Steel-cut oats have been lightly roasted and chopped into small pieces without steaming. They take longer to cook than rolled oats, but many think there’s a flavour advantage. The texture makes them a good addition to stuffings such as haggis.
Pre-cooked varieties usually have fewer nutritional advantages and may also contain unnecessary ingredients.
Instant oats are rolled thinner than usual, so they cook faster and make a smoother porridge.
Rolled oats can be eaten raw after soaking overnight as it plumps and softens the grain; many sources say that soaked, raw oats are easier to digest.
Keep them in a cool, dark place to stop them from oxidising.
One generous bowl of oats with milk or water takes around 3-4 mins to cook in the microwave. If the porridge is too thick, you can add more liquid, stir well and microwave another minute or so. Slow cooking rolled oats, particularly after soaking overnight, gives a much creamier result. A little salt will enhance the flavour of your porridge, but the level of sweetness is up to you. Porridge is often topped with maple syrup, jam or fruit, especially sliced banana. Oats can also be soaked overnight in milk, fruit juice or yogurt and eaten uncooked the next day.

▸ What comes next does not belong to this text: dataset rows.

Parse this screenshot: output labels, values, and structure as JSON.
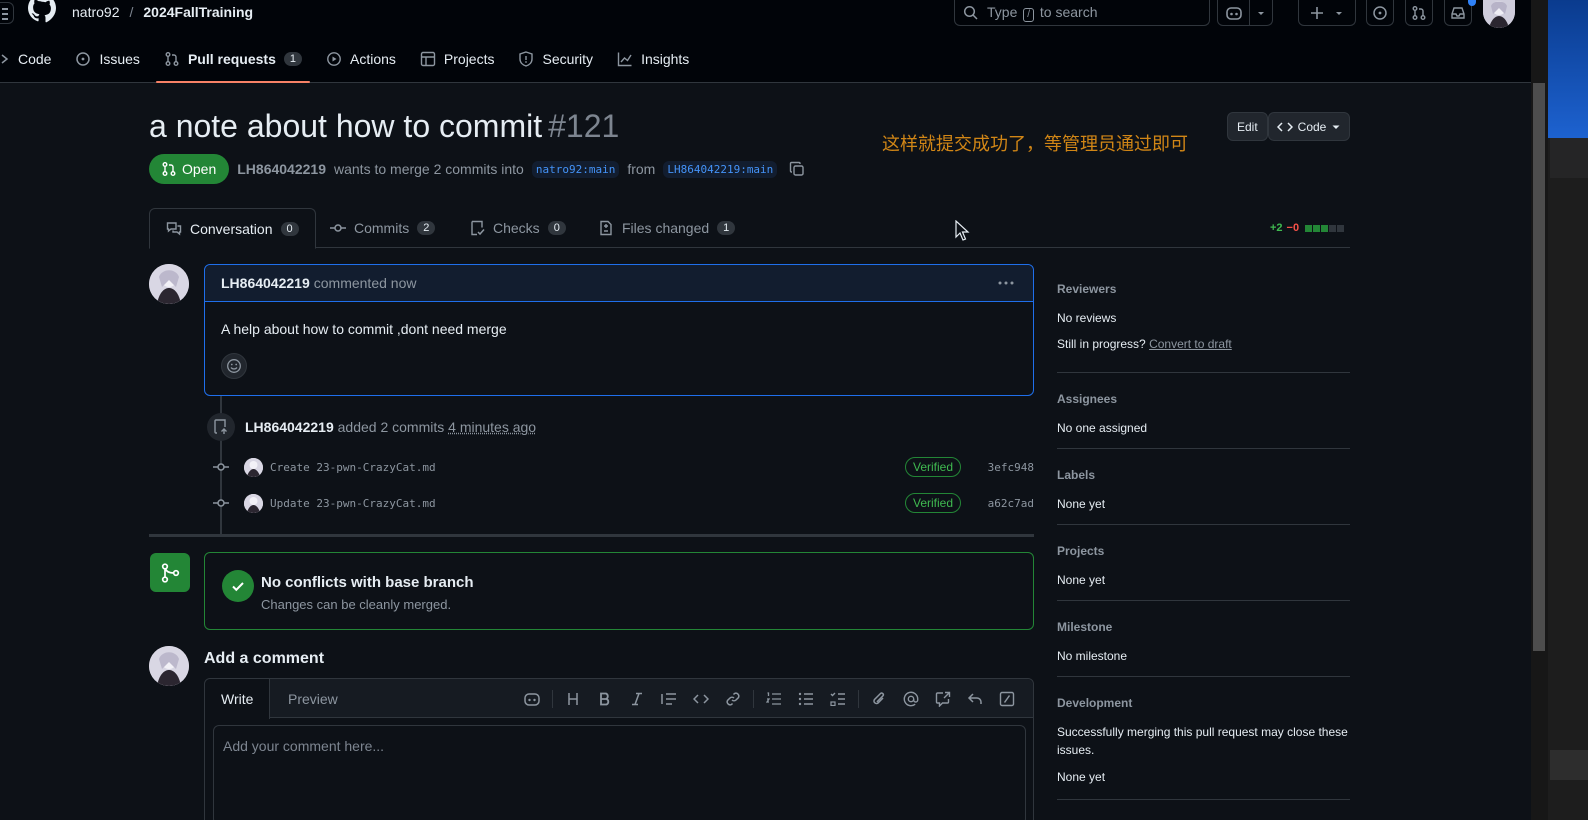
{
  "header": {
    "owner": "natro92",
    "separator": "/",
    "repo": "2024FallTraining",
    "search_prefix": "Type",
    "search_key": "/",
    "search_suffix": "to search"
  },
  "repo_nav": [
    {
      "label": "Code",
      "icon": "code-icon"
    },
    {
      "label": "Issues",
      "icon": "issue-icon"
    },
    {
      "label": "Pull requests",
      "icon": "pull-request-icon",
      "count": "1",
      "active": true
    },
    {
      "label": "Actions",
      "icon": "play-icon"
    },
    {
      "label": "Projects",
      "icon": "table-icon"
    },
    {
      "label": "Security",
      "icon": "shield-icon"
    },
    {
      "label": "Insights",
      "icon": "graph-icon"
    }
  ],
  "pr": {
    "title": "a note about how to commit",
    "number": "#121",
    "state": "Open",
    "author": "LH864042219",
    "merge_text": "wants to merge 2 commits into",
    "base_branch": "natro92:main",
    "from_text": "from",
    "head_branch": "LH864042219:main",
    "edit_label": "Edit",
    "code_label": "Code"
  },
  "annotation": "这样就提交成功了，等管理员通过即可",
  "tabs": [
    {
      "label": "Conversation",
      "count": "0",
      "icon": "comment-discussion-icon"
    },
    {
      "label": "Commits",
      "count": "2",
      "icon": "commit-icon"
    },
    {
      "label": "Checks",
      "count": "0",
      "icon": "checklist-icon"
    },
    {
      "label": "Files changed",
      "count": "1",
      "icon": "file-diff-icon"
    }
  ],
  "diffstat": {
    "additions": "+2",
    "deletions": "−0",
    "boxes": [
      "green",
      "green",
      "green",
      "gray",
      "gray"
    ]
  },
  "comment": {
    "author": "LH864042219",
    "meta": "commented now",
    "body": "A help about how to commit ,dont need merge"
  },
  "timeline": {
    "author": "LH864042219",
    "action": "added 2 commits",
    "time": "4 minutes ago",
    "commits": [
      {
        "message": "Create 23-pwn-CrazyCat.md",
        "badge": "Verified",
        "sha": "3efc948"
      },
      {
        "message": "Update 23-pwn-CrazyCat.md",
        "badge": "Verified",
        "sha": "a62c7ad"
      }
    ]
  },
  "merge": {
    "title": "No conflicts with base branch",
    "subtitle": "Changes can be cleanly merged."
  },
  "add_comment": {
    "title": "Add a comment",
    "write_tab": "Write",
    "preview_tab": "Preview",
    "placeholder": "Add your comment here..."
  },
  "sidebar": {
    "reviewers": {
      "heading": "Reviewers",
      "value": "No reviews",
      "progress_text": "Still in progress?",
      "draft_link": "Convert to draft"
    },
    "assignees": {
      "heading": "Assignees",
      "value": "No one assigned"
    },
    "labels": {
      "heading": "Labels",
      "value": "None yet"
    },
    "projects": {
      "heading": "Projects",
      "value": "None yet"
    },
    "milestone": {
      "heading": "Milestone",
      "value": "No milestone"
    },
    "development": {
      "heading": "Development",
      "description": "Successfully merging this pull request may close these issues.",
      "value": "None yet"
    }
  },
  "colors": {
    "accent": "#238636",
    "link": "#4493f8",
    "tab_underline": "#f78166",
    "annotation": "#d18616"
  }
}
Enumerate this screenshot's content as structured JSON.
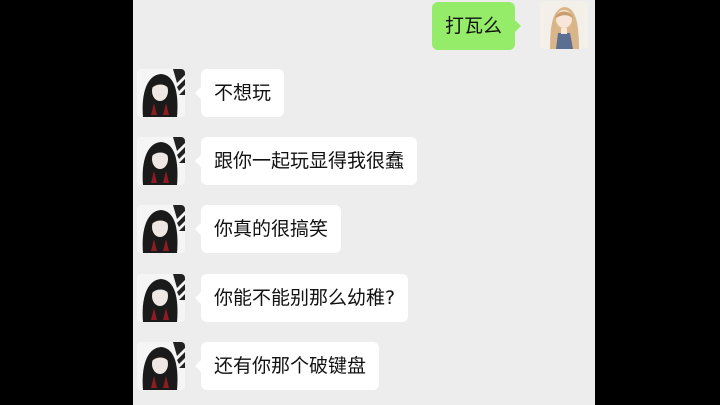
{
  "colors": {
    "chat_background": "#ededed",
    "incoming_bubble": "#ffffff",
    "outgoing_bubble": "#95ec69",
    "letterbox": "#000000"
  },
  "messages": [
    {
      "sender": "me",
      "text": "打瓦么"
    },
    {
      "sender": "friend",
      "text": "不想玩"
    },
    {
      "sender": "friend",
      "text": "跟你一起玩显得我很蠢"
    },
    {
      "sender": "friend",
      "text": "你真的很搞笑"
    },
    {
      "sender": "friend",
      "text": "你能不能别那么幼稚?"
    },
    {
      "sender": "friend",
      "text": "还有你那个破键盘"
    }
  ]
}
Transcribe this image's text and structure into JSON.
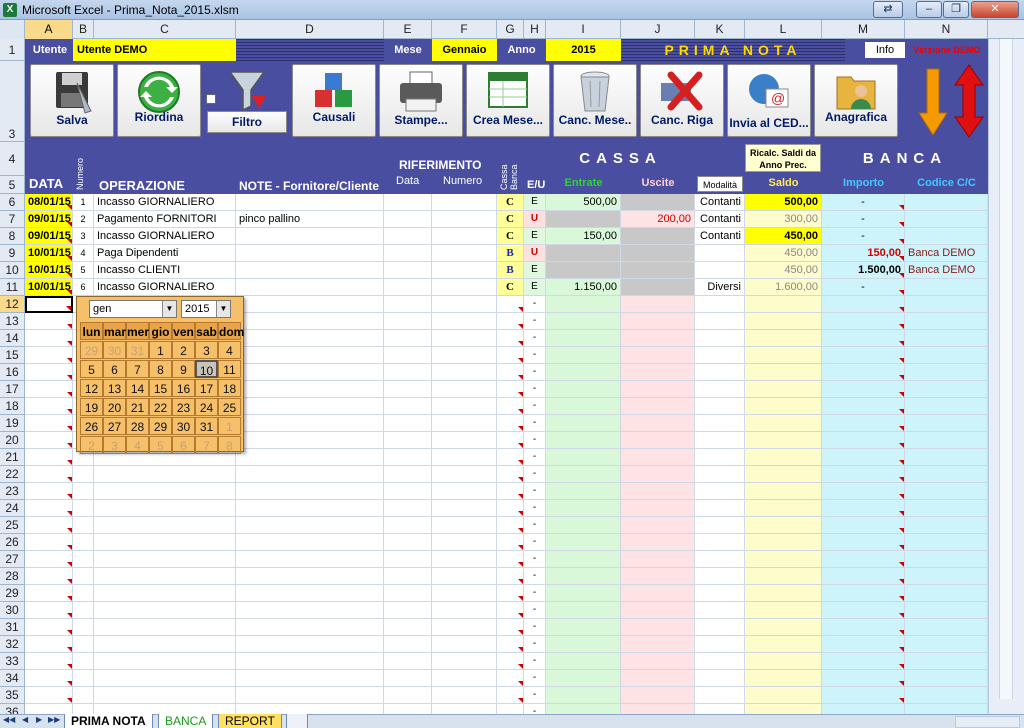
{
  "window": {
    "title": "Microsoft Excel - Prima_Nota_2015.xlsm",
    "excel_icon": "X",
    "buttons": [
      "⇄",
      "‒",
      "❒",
      "✕"
    ]
  },
  "columns": [
    "A",
    "B",
    "C",
    "D",
    "E",
    "F",
    "G",
    "H",
    "I",
    "J",
    "K",
    "L",
    "M",
    "N"
  ],
  "header_band": {
    "utente_label": "Utente",
    "utente_value": "Utente DEMO",
    "mese_label": "Mese",
    "mese_value": "Gennaio",
    "anno_label": "Anno",
    "anno_value": "2015",
    "title": "PRIMA NOTA",
    "info": "Info",
    "version": "Versione DEMO"
  },
  "toolbar": [
    "Salva",
    "Riordina",
    "Filtro",
    "Causali",
    "Stampe...",
    "Crea Mese...",
    "Canc. Mese..",
    "Canc. Riga",
    "Invia al CED...",
    "Anagrafica"
  ],
  "headers": {
    "data": "DATA",
    "numero": "Numero",
    "operazione": "OPERAZIONE",
    "note": "NOTE - Fornitore/Cliente",
    "riferimento": "RIFERIMENTO",
    "rif_data": "Data",
    "rif_numero": "Numero",
    "cassa_banca": "Cassa Banca",
    "eu": "E/U",
    "cassa": "CASSA",
    "entrate": "Entrate",
    "uscite": "Uscite",
    "modalita": "Modalità",
    "ricalc": "Ricalc. Saldi da Anno Prec.",
    "saldo": "Saldo",
    "banca": "BANCA",
    "importo": "Importo",
    "codice": "Codice C/C"
  },
  "rows": [
    {
      "data": "08/01/15",
      "num": "1",
      "op": "Incasso GIORNALIERO",
      "note": "",
      "cb": "C",
      "eu": "E",
      "entrate": "500,00",
      "uscite": "",
      "mod": "Contanti",
      "saldo": "500,00",
      "importo": "-",
      "codice": ""
    },
    {
      "data": "09/01/15",
      "num": "2",
      "op": "Pagamento FORNITORI",
      "note": "pinco pallino",
      "cb": "C",
      "eu": "U",
      "entrate": "",
      "uscite": "200,00",
      "mod": "Contanti",
      "saldo": "300,00",
      "importo": "-",
      "codice": ""
    },
    {
      "data": "09/01/15",
      "num": "3",
      "op": "Incasso GIORNALIERO",
      "note": "",
      "cb": "C",
      "eu": "E",
      "entrate": "150,00",
      "uscite": "",
      "mod": "Contanti",
      "saldo": "450,00",
      "importo": "-",
      "codice": ""
    },
    {
      "data": "10/01/15",
      "num": "4",
      "op": "Paga Dipendenti",
      "note": "",
      "cb": "B",
      "eu": "U",
      "entrate": "",
      "uscite": "",
      "mod": "",
      "saldo": "450,00",
      "importo": "150,00",
      "codice": "Banca DEMO"
    },
    {
      "data": "10/01/15",
      "num": "5",
      "op": "Incasso CLIENTI",
      "note": "",
      "cb": "B",
      "eu": "E",
      "entrate": "",
      "uscite": "",
      "mod": "",
      "saldo": "450,00",
      "importo": "1.500,00",
      "codice": "Banca DEMO"
    },
    {
      "data": "10/01/15",
      "num": "6",
      "op": "Incasso GIORNALIERO",
      "note": "",
      "cb": "C",
      "eu": "E",
      "entrate": "1.150,00",
      "uscite": "",
      "mod": "Diversi",
      "saldo": "1.600,00",
      "importo": "-",
      "codice": ""
    }
  ],
  "empty_dash": "-",
  "calendar": {
    "month": "gen",
    "year": "2015",
    "arrow": "▼",
    "days": [
      "lun",
      "mar",
      "mer",
      "gio",
      "ven",
      "sab",
      "dom"
    ],
    "weeks": [
      [
        "29",
        "30",
        "31",
        "1",
        "2",
        "3",
        "4"
      ],
      [
        "5",
        "6",
        "7",
        "8",
        "9",
        "10",
        "11"
      ],
      [
        "12",
        "13",
        "14",
        "15",
        "16",
        "17",
        "18"
      ],
      [
        "19",
        "20",
        "21",
        "22",
        "23",
        "24",
        "25"
      ],
      [
        "26",
        "27",
        "28",
        "29",
        "30",
        "31",
        "1"
      ],
      [
        "2",
        "3",
        "4",
        "5",
        "6",
        "7",
        "8"
      ]
    ]
  },
  "tabs": [
    "PRIMA NOTA",
    "BANCA",
    "REPORT"
  ],
  "tab_nav": [
    "◀◀",
    "◀",
    "▶",
    "▶▶"
  ]
}
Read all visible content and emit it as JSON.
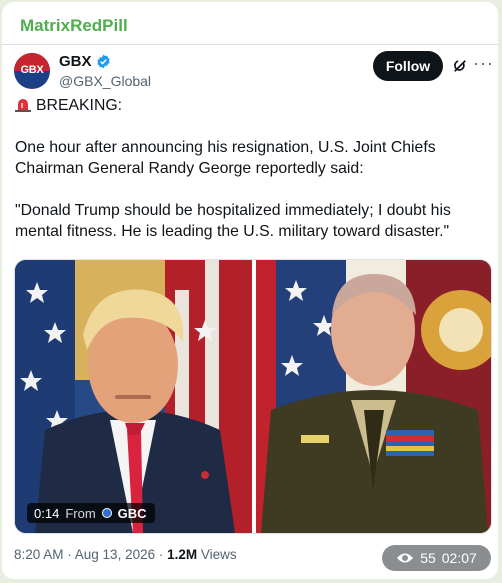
{
  "channel": {
    "name": "MatrixRedPill",
    "accent": "#4fae4e"
  },
  "tweet": {
    "author_name": "GBX",
    "avatar_text": "GBX",
    "handle": "@GBX_Global",
    "follow_label": "Follow",
    "icons": {
      "verified": "verified-badge-icon",
      "grok": "grok-icon",
      "more": "more-options-icon"
    },
    "breaking": "BREAKING:",
    "paragraph1": "One hour after announcing his resignation, U.S. Joint Chiefs Chairman General Randy George reportedly said:",
    "paragraph2": "\"Donald Trump should be hospitalized immediately; I doubt his mental fitness. He is leading the U.S. military toward disaster.\"",
    "video": {
      "duration": "0:14",
      "from_label": "From",
      "source": "GBC"
    },
    "timestamp": "8:20 AM · Aug 13, 2026 ·",
    "views_count": "1.2M",
    "views_label": "Views"
  },
  "telegram": {
    "views": "55",
    "time": "02:07"
  }
}
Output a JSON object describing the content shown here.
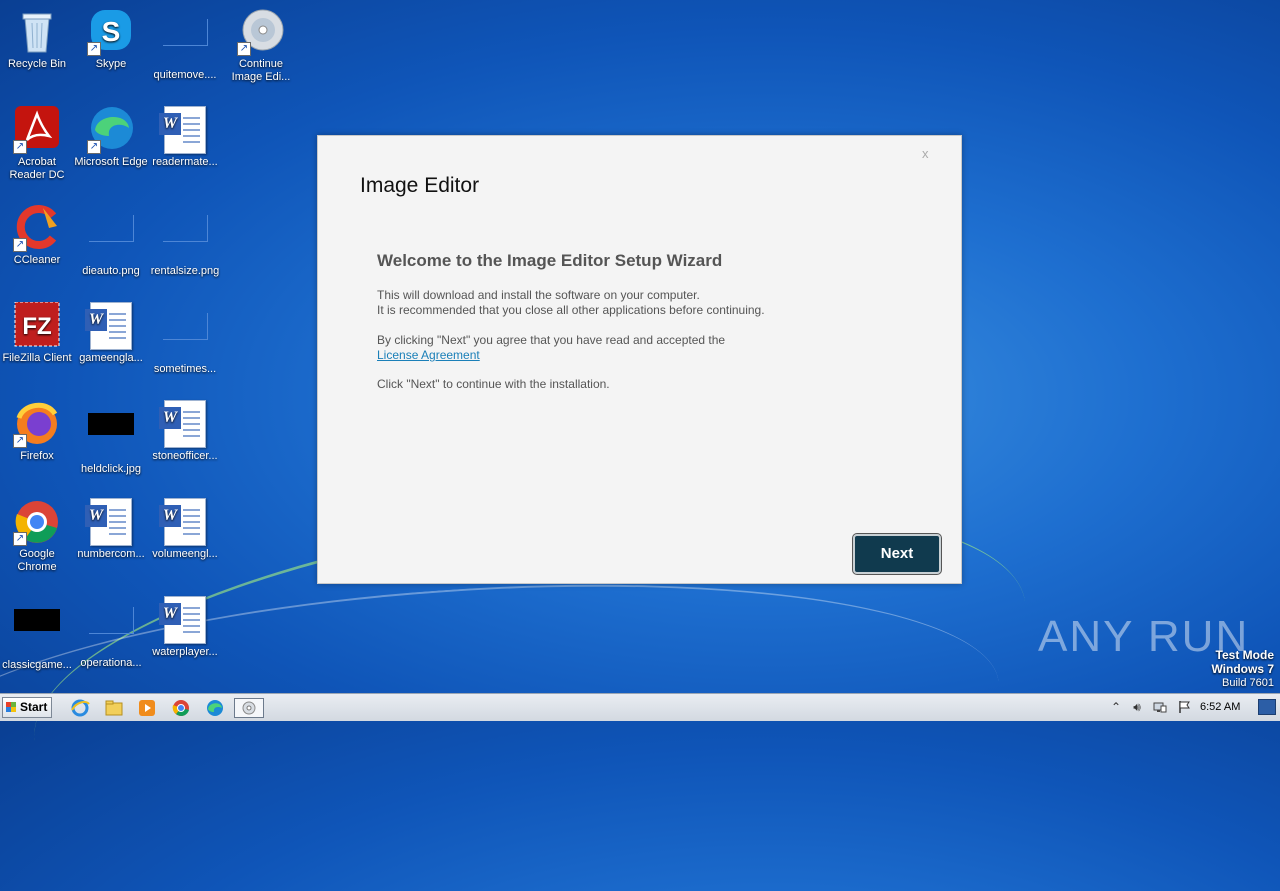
{
  "desktop": {
    "icons": [
      {
        "label": "Recycle Bin"
      },
      {
        "label": "Skype"
      },
      {
        "label": "quitemove...."
      },
      {
        "label": "Continue Image Edi..."
      },
      {
        "label": "Acrobat Reader DC"
      },
      {
        "label": "Microsoft Edge"
      },
      {
        "label": "readermate..."
      },
      {
        "label": "CCleaner"
      },
      {
        "label": "dieauto.png"
      },
      {
        "label": "rentalsize.png"
      },
      {
        "label": "FileZilla Client"
      },
      {
        "label": "gameengla..."
      },
      {
        "label": "sometimes..."
      },
      {
        "label": "Firefox"
      },
      {
        "label": "heldclick.jpg"
      },
      {
        "label": "stoneofficer..."
      },
      {
        "label": "Google Chrome"
      },
      {
        "label": "numbercom..."
      },
      {
        "label": "volumeengl..."
      },
      {
        "label": "classicgame..."
      },
      {
        "label": "operationa..."
      },
      {
        "label": "waterplayer..."
      }
    ]
  },
  "dialog": {
    "close_label": "x",
    "title": "Image Editor",
    "heading": "Welcome to the Image Editor Setup Wizard",
    "line1": "This will download and install the software on your computer.",
    "line2": "It is recommended that you close all other applications before continuing.",
    "line3": "By clicking \"Next\" you agree that you have read and accepted the",
    "license_link": "License Agreement",
    "line4": "Click \"Next\" to continue with the installation.",
    "next_label": "Next"
  },
  "watermark": {
    "brand": "ANY RUN",
    "mode": "Test Mode",
    "os": "Windows 7",
    "build": "Build 7601"
  },
  "taskbar": {
    "start_label": "Start",
    "clock": "6:52 AM",
    "colors": {
      "start_flag": [
        "#e8402a",
        "#6ab43c",
        "#2a7fe0",
        "#f4c20d"
      ]
    }
  }
}
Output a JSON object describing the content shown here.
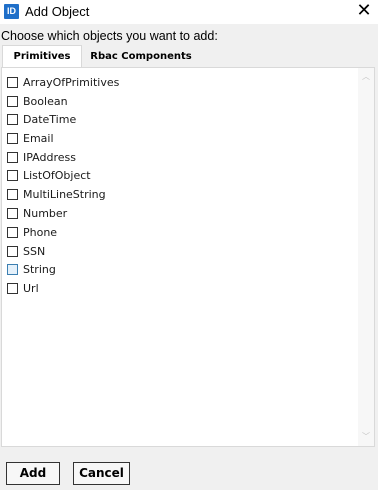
{
  "window": {
    "app_icon_text": "ID",
    "title": "Add Object",
    "close_glyph": "✕"
  },
  "prompt": "Choose which objects you want to add:",
  "tabs": [
    {
      "label": "Primitives",
      "active": true
    },
    {
      "label": "Rbac Components",
      "active": false
    }
  ],
  "items": [
    {
      "label": "ArrayOfPrimitives",
      "checked": false
    },
    {
      "label": "Boolean",
      "checked": false
    },
    {
      "label": "DateTime",
      "checked": false
    },
    {
      "label": "Email",
      "checked": false
    },
    {
      "label": "IPAddress",
      "checked": false
    },
    {
      "label": "ListOfObject",
      "checked": false
    },
    {
      "label": "MultiLineString",
      "checked": false
    },
    {
      "label": "Number",
      "checked": false
    },
    {
      "label": "Phone",
      "checked": false
    },
    {
      "label": "SSN",
      "checked": false
    },
    {
      "label": "String",
      "checked": false,
      "hovered": true
    },
    {
      "label": "Url",
      "checked": false
    }
  ],
  "scrollbar": {
    "up_glyph": "︿",
    "down_glyph": "﹀"
  },
  "buttons": {
    "add": "Add",
    "cancel": "Cancel"
  }
}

Steel-cut oats take longer to cook. They usually require more milk or water, and retain a chewier texture.
Oat flour can’t be used on its own with yeast as there will be no rise. It can, however, be used in recipes where baking powder is used, but even here it’s usually mixed with wheat flour.